Australian Regenerative Medicine Institute

Breathlessness in Patients with Chronic Airflow Limitation: Anaerobic Threshold

However, reduction of Ve by altering the anaerobic threshold is less consistently achieved in patients with CAL with more advanced disease, where modest improvements in ventilatory reserve are more likely to be attributable to enhanced mechanical efficiency following training. Controlled studies that have examined the impact of supervised multimodality exercise training on breathlessness have shown consistent benefit even in patients with severe disease fully buy antibiotics. Although much of this improvement may be explained by behavioral factors, ie, densensitization to breathlessness, physiologic improvements may also contribute. In a recent study, we examined possible contributing factors to relieve breathlessness after exercise training in 23 patients with severe CAL. Reduced VE/workrate slopes emerged as the only independently significant (albeit weak) predictor of change in Borg ratings (r=0.47, p<0.025). In a second study, we found that significant posttraining reductions in Ve/MBC occurred in the absence of significant changes in base excess measurements, suggesting that factors other than improved aerobic metabolism are important.46 We attributed the reduced ventilatory demand to enhanced mechanical efficiency.
Oxygen Therapy: Supplemental oxygen (O2) has been shown to relieve exertional breathlessness and to improve exercise tolerance in most patients with CAL when compared with compressed air. The mechanisms of relief are still debated, but in hypoxemic patients they are likely related, in part, to reduced ventilatory demand secondary to blunted peripheral chemoreceptor sensitivity. However, central effects of O2 on perceived discomfort at a given level of ventilation cannot be ruled out.23 Symptomatic relief may be linked to enhanced O2 delivery (or utilization) to exercising limb and ventilatory muscles which results in delayed lactate accumulation, reduced VCO2, and reduced Ve at a given work rate.
In association with reduced Ve, we have found in a recent controlled study that O2 therapy improves ventilatory mechanics during exercise: significant reductions in acute DH occurred in patients receiving 60 percent O2 when compared with compressed air 50 Reduced DH correlated significantly (p<0.05) with reduced Borg ratings after accounting for the change in Ve. Thus, O2 relieves breathlessness not only by reducing motor output but also by improving neur о ventilator у coupling. It is noteworthy that the beneficial effects of supplemental O2 on breathlessness and exercise tolerance are observed in patients with CAL who do not meet current American Thoracic Society criteria for long-term O2 therapy.’

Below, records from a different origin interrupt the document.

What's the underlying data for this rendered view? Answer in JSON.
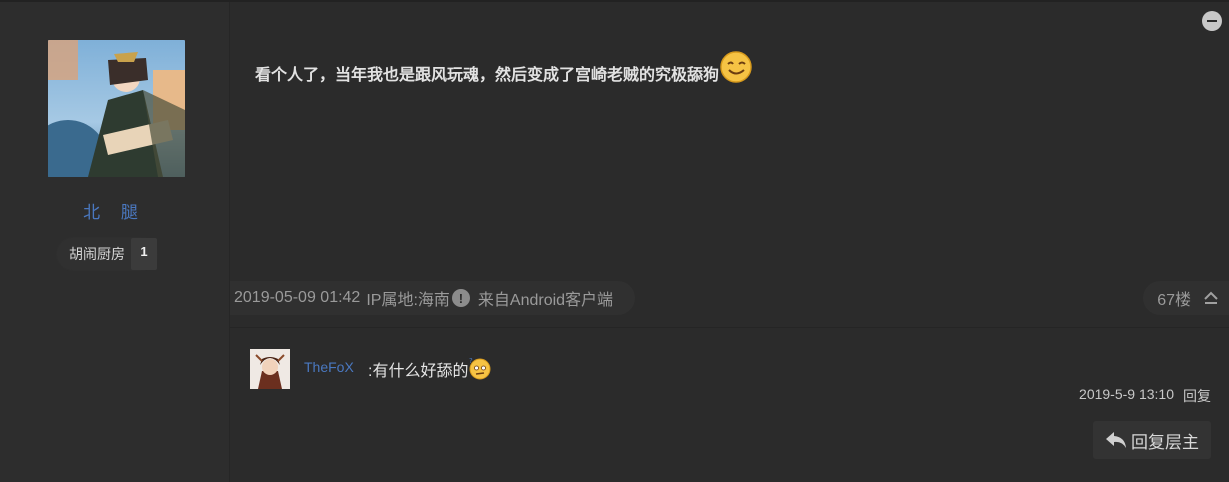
{
  "author": {
    "name": "北 腿",
    "badge_label": "胡闹厨房",
    "badge_level": "1"
  },
  "post": {
    "text": "看个人了，当年我也是跟风玩魂，然后变成了宫崎老贼的究极舔狗",
    "time": "2019-05-09 01:42",
    "ip_location": "IP属地:海南",
    "source": "来自Android客户端",
    "floor": "67楼"
  },
  "comment": {
    "user": "TheFoX",
    "text": ":有什么好舔的",
    "time": "2019-5-9 13:10",
    "reply_label": "回复"
  },
  "actions": {
    "reply_floor_label": "回复层主"
  },
  "colors": {
    "username": "#4a78c0",
    "background": "#2b2b2b"
  },
  "icons": {
    "collapse": "minus-circle-icon",
    "warning": "exclamation-circle-icon",
    "scroll_up": "chevron-up-icon",
    "reply": "reply-arrow-icon",
    "smile": "smile-emoji-icon",
    "puzzled": "puzzled-emoji-icon"
  }
}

Category: Respiratory Symptoms

Tags: breathlessness, chronic airflow limitation, copd, dynamic compression, dynamic hyperinflation, exercise